(Activity):
Lines holding the string "this" in the listing below are to be copied.

(Extracted information):
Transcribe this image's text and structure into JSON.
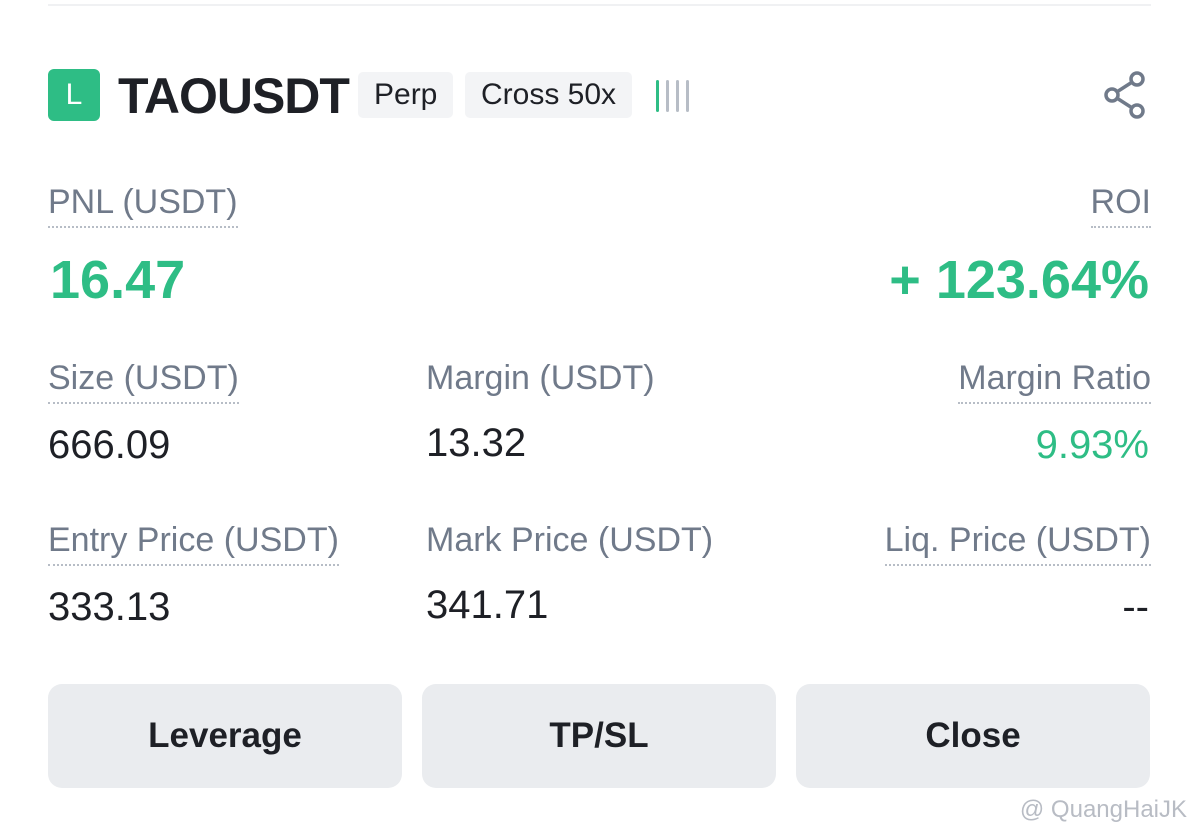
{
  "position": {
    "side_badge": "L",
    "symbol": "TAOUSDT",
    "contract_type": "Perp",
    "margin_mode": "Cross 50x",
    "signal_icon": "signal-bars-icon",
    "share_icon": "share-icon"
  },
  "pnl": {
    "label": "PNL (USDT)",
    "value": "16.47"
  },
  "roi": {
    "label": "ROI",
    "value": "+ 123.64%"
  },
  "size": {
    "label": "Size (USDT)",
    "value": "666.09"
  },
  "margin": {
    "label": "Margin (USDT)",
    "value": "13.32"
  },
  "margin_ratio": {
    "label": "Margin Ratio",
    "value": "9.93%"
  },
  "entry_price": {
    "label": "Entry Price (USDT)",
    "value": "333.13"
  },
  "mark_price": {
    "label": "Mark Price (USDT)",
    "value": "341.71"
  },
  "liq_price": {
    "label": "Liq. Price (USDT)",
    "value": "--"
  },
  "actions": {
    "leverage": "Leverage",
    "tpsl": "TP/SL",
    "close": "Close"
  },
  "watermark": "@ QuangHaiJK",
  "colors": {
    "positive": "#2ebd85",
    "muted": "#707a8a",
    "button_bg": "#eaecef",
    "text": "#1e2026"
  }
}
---
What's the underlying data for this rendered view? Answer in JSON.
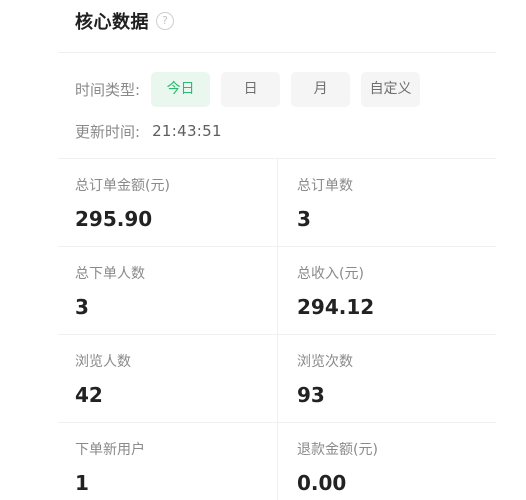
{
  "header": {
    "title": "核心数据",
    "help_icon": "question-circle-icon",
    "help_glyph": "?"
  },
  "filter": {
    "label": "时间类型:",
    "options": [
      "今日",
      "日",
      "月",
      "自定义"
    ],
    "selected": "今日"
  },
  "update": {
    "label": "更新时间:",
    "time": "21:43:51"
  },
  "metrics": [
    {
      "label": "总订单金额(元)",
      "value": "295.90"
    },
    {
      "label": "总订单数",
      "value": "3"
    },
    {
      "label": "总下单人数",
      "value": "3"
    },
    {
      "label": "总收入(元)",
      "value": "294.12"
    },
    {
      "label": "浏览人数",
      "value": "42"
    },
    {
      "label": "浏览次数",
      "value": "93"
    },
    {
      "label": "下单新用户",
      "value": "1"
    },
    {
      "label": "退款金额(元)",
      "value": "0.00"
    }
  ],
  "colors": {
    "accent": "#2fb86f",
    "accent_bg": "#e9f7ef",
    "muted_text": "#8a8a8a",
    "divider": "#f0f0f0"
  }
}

(Task result):
Transcribe this image's text and structure into JSON.
What's the underlying data for this rendered view? Answer in JSON.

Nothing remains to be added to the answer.